The Second Circuit has repeatedly held that a "district court cannot dismiss an indictment because the prosecution presented unreliable, misleading, or incomplete evidence to the grand jury." Howard, 2000 WL 772405 at *3 (citing Williams, 504 U.S. at 54); see also United States v. Calandra, 414 U.S. 338, 345 (1974) (finding that "an indictment valid on its face is not subject to challenge on the ground that the grand jury acted on the basis of inadequate or incompetent evidence"); Costello v. United States, 350 U.S. 359, 363 (1956) (declining to dismiss indictment where only hearsay evidence was before the grand jury); United States v. Tranquillo, 606 F.Supp.2d 370, 381 (S.D.N.Y. 2009) (declining to dismiss indictment based on accusation that Government presented false testimony to grand jury); United States v. Kaminski, 97-CR-382 (RSP/DH), 1998 WL 275594, at *6 (N.D.N.Y. May 27, 1998) (declining to dismiss indictment where defendant alleged a government witness provided "unreliable testimony" to grand jury); United States v. Rodriguez, No. 95 Cr. 0754 (HB), 1996 WL 479441, at *2 (S.D.N.Y. Aug. 22, 1996) (declining to dismiss indictment "even assuming... testimony [before grand jury] was inaccurate"). At most, that is what has occurred here. On the facts proffered by Mejia, that the Government presented erroneous information about Mejia's age to the grand jury falls far short of meriting dismissal of the S5 Indictment.

CONCLUSION

For the foregoing reasons, Mejia's motion to dismiss the indictment is denied. The Clerk of Court is respectfully directed to terminate the motion at docket number 676.

SO ORDERED.


Buy This Entire Record For $7.95

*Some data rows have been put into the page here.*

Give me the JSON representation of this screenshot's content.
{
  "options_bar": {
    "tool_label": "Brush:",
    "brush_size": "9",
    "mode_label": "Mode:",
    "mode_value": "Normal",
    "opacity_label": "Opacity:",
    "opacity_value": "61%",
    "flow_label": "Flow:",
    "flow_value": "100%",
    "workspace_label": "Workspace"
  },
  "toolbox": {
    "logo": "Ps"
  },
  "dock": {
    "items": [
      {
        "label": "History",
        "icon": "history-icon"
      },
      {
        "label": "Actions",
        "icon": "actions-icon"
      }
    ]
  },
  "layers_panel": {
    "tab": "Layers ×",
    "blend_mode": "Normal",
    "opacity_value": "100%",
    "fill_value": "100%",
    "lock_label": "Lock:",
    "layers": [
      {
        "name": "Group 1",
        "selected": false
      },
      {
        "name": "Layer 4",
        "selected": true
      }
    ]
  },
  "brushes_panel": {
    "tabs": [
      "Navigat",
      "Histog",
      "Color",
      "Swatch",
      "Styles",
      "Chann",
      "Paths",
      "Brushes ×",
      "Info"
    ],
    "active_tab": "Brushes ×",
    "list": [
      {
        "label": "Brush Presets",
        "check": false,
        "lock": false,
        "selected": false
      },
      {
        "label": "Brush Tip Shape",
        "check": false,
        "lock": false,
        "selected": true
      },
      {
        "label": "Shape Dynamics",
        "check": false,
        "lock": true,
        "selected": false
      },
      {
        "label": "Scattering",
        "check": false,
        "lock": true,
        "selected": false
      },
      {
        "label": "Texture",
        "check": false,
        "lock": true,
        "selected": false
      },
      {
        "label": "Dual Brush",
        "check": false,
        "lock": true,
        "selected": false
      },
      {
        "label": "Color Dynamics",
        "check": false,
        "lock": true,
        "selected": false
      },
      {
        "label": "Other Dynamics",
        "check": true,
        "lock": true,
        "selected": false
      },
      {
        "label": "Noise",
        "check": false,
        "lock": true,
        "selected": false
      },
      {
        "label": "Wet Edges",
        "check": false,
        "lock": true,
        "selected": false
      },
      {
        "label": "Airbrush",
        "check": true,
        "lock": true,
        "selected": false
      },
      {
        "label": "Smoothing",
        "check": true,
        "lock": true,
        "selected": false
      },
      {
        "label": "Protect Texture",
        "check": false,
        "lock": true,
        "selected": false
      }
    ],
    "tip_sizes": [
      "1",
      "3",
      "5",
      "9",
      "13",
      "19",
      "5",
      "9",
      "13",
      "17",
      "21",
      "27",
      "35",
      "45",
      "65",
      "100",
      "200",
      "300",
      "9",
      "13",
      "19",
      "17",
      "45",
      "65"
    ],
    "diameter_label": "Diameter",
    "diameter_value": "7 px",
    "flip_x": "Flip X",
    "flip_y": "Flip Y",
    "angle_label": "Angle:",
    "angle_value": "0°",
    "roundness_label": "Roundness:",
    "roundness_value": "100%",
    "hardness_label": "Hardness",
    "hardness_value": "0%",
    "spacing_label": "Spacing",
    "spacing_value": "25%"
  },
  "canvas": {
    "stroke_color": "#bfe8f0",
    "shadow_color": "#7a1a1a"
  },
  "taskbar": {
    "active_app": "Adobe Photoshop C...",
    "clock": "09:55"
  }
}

Official citation and/or docket number and footnotes (if any) for this case available with purchase.

Learn more about what you receive with purchase of this case.